BROOKSVILLE — The specifics of what a $5.2 million revenue shortfall could bring Hernando County government services created a chilling picture for county commissioners in their first budget workshop on Tuesday.
But the news was even worse.
Property Appraiser Alvin Mazourek also told commissioners that the 5 percent drop in property values the county has planned its budget around is far too optimistic.
His tracking of property values places that drop at more like 8.7 percent and that could grow to more than 10.4 percent if all of this year's property value challenges are successful. If that were to happen, the county would face an additional $2.4 million in cuts that will be needed to balance the budget.
"That's a lot of money,'' Mazourek said.
County Administrator David Hamilton talked to the commission about the fiscal realities of several straight years of falling values. In the past couple of years, the hit to county services was softened by budget reserves but those are not available anymore.
Hamilton explained that, while the focus has been on the general fund's shortfall in recent years, now other county funds are also out of balance. This is the year to cut costs to bring all funds into balance, he said.
The full or partial closure of several parks, eliminating mosquito control, closing the Little Rock Cannery, more waiting for code enforcement or animal services, and more automated machines to take customer messages were some of the cost-cutting proposals commissioners heard from their department heads.
Environmental Services Director Joe Stapf spoke about the need for the commission to either fund mosquito control so it is effective or end the program.
"I don't think the program is sustainable, not the way it is funded,'' Stapf said.
His suggestion was to fund the cost through a tax of a tenth of a mill, which would amount to approximately $7.20 per year per property, the cost of two cans of mosquito repellent, he said.
Commissioner Dave Russell suggested that the county take half the money earned from the sensitive lands fund tax to pay for mosquito control services. Many of the lands bought by that fund contribute to the mosquito population because they are swampy and have standing water where mosquitoes thrive, he said.
Interested in the idea, the commissioners agreed to hear a more detailed proposal at their regular meeting next week.
Land Services Director Ron Pianta listed out parks proposed for closing. Those included Hill 'n Dale Community Park, Stewy's Skate Park, Nobleton, Istachatta and Lake Townsen Regional parks, the athletic fields at Ernie Wever Youth Park and much of Linda Pedersen Park except for special events, the boat ramp and fishing pier.

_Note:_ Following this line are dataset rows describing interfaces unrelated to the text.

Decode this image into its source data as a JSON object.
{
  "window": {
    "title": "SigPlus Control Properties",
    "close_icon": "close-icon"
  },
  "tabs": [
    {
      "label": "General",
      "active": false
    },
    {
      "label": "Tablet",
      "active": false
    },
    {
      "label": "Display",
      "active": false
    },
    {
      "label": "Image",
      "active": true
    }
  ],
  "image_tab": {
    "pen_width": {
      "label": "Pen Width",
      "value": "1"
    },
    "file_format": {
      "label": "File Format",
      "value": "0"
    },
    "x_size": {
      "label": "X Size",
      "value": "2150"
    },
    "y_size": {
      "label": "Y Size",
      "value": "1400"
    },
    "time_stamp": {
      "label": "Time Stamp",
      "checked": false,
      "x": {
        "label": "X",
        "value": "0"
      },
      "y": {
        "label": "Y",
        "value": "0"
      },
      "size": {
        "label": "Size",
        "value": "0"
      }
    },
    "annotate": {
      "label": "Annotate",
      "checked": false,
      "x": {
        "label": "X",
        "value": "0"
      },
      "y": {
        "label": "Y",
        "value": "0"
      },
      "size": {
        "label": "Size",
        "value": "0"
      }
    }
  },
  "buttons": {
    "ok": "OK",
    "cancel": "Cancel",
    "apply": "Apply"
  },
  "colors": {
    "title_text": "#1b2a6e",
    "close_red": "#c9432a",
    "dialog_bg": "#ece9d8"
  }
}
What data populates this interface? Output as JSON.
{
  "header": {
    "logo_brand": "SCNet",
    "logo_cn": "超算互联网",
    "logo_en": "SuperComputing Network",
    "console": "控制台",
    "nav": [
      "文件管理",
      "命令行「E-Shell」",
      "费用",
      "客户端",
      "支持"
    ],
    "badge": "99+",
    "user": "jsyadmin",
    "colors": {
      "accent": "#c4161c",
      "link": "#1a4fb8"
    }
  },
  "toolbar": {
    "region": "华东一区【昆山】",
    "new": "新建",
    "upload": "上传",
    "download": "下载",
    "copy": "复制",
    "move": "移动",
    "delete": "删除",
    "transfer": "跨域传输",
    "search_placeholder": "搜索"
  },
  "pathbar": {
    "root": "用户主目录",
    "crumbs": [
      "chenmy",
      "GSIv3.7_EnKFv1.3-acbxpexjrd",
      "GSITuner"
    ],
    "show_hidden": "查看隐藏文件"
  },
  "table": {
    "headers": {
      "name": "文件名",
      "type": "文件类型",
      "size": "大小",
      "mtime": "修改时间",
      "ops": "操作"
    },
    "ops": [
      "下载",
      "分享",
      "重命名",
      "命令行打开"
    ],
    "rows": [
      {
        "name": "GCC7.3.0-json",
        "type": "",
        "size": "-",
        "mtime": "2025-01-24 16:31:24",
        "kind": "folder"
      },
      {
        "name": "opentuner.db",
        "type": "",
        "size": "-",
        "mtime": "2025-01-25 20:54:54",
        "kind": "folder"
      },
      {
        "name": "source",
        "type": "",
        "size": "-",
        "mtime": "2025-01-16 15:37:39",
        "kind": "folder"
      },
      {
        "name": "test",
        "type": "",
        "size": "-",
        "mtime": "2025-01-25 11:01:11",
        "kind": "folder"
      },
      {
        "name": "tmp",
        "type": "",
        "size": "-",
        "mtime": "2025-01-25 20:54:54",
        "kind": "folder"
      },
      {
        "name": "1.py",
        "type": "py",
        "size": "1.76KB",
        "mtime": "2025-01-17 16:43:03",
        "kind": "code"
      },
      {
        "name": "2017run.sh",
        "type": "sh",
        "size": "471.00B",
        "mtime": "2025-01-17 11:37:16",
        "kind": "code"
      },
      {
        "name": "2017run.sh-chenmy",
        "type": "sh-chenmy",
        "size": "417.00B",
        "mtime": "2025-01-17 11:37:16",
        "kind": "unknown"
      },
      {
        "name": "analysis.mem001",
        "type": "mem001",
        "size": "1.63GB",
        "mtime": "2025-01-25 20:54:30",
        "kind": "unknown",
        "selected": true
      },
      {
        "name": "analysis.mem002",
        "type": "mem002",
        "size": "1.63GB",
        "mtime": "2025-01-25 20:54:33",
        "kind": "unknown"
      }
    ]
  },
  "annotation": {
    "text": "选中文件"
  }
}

The Little Rock Cannery was proposed for closing by Jean Rags, director of Community Development Services. The cannery has been on the chopping block for the last two years but an anonymous donor has stepped forward to pay the bill to save it. Commissioners said they wanted to leave the door open to a community group to come forward and take over the operation.
The target for staff reductions from the commission-controlled departments was 38 fewer positions from both general fund and other fund departments.
The county leadership team divided the revenue shortfall facing the county into $2.7 million to be recovered from the County Commission and $2.4 million in cuts to be found by the elected constitutional officers. Those elected officials set private meetings to discuss their budgets with individual commissioners but the board members refused to attend and the constitutional officers backed out after the St. Petersburg Times publicized the meetings.
Hamilton, instead, invited them to Tuesday's meeting. Mazourek, Tax Collector Juanita Sikes and the sheriff's chief deputy, Mike Maurer, attended. Clerk of Circuit Court Karen Nicolai, who orchestrated the private meetings, did not attend Tuesday's public workshop.
The elected officials were invited to a future workshop after they submit their formal budgets by June 1.
The commissioners also were slated to talk about employee benefits including health insurance options by the county's broker and a representative of Central States Funds from the Teamsters Union.
Director of Administrative Services Cheryl Marsden said that, at the last minute, the Teamsters pulled the Central States' presentation saying that their proposal was off the table.
Budget discussions will continue through the summer with final budget hearings and approvals in September. The new fiscal year begins Oct. 1.